However, Alexander would not comment on the report.
Sitting on the Special Committee were Megayla Austin, of the Ministry of Foreign Affairs; Sean Richmond of the Guyana Revenue Authority; Dr. Thomas Singh of UG; Dr. Kissoon of GuySuCo; and Barbara Thomas-Holder also of UG.
Persaud, a Faculty of Technology lecturer for over 12 years, faced a Panel of Inquiry last year, after complaints were launched over his teaching style.
One of his students reported to the Turkeyen Police Station that Persaud, while at UG, threatened to shoot him.
The student also gave a statement submitted.
Persaud has not been allowed to lecture since UG re-opened in September.
Dean of the Faculty, Sherwood Lowe, had assumed his classes in the interim, reports said.
Following several verbal reports and letters by students earlier in 2009, UG Registrar, Vincent Alexander, had appointed a two-member Panel of Inquiry who after investigations, prepared a report that alleged Persaud victimised and threatened students and even held an exam off-campus.
Nearly two dozen students, the lecturer and Dean of the Faculty of Technology, Sherwood Lowe, were interviewed before the report was prepared and handed to the UG Council where the decision to terminate him was made.
According to the report, the panel listened to a CD recording of the lecturer during one of his classes in which he was heard cursing and planning to victimise a student who had reported his behaviour to the UG management.
The panel found Persaud guilty of grave misconduct for using profanity in the classroom and in addition, of violating the rights of students by writing directly to Prometheus Resources, a company which sponsors a few students, to terminate their scholarships.
These students were said to be the same ones who reported his misconduct to UG administration, the report says.

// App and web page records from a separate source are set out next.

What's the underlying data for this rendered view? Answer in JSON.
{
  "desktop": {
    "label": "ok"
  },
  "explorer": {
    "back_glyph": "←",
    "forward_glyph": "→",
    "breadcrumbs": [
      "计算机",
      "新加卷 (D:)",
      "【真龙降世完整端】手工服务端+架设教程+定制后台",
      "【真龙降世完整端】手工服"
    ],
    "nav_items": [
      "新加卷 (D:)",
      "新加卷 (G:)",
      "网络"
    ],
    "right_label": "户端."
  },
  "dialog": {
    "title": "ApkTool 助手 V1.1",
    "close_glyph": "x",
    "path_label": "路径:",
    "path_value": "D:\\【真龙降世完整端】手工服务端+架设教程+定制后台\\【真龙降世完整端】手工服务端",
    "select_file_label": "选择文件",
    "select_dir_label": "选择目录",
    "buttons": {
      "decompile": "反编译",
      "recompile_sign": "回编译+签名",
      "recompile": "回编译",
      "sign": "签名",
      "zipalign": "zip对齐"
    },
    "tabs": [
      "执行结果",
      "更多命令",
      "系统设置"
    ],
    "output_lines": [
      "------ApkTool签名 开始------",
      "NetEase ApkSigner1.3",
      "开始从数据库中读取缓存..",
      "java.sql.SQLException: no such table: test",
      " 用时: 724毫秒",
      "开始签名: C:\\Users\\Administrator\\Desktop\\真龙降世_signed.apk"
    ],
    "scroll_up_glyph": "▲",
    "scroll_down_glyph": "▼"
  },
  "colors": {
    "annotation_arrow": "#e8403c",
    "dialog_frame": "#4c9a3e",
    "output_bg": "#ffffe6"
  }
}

UG administrators are saying that Persaud bypassed procedures by writing directly to the company.
It was also found that the lecturer acted “in a matter which can be considered inimical to the university’ by holding final exams off campus, “which would affect the quality of the degree offered by the university.”
In its recommendations, the panel called for the termination of Persaud’s contract of employment because he had violated the University Statutes and Code of Conduct for Staff which urges staffers to be aware of their responsibilities and discharge them efficiently and conscientiously.
Eighteen students disclosed that they had done at least one exam at the Russian Embassy, Kitty. However, three students of the 21 said they took part in that and exams were held on campus.
The 18 students said that they had done “fake” final exams on campus but were told by the same three students who had denied writing the exams off-campus that they would meet at another location to “make modifications to their examinations papers.”
According to the report, students said that for this off-campus test, they were given examination questions in advance.
However, the report of Panel of Inquiry was not received lightly and after Persaud appealed the report’s findings and recommendations, the Special Committee was appointed.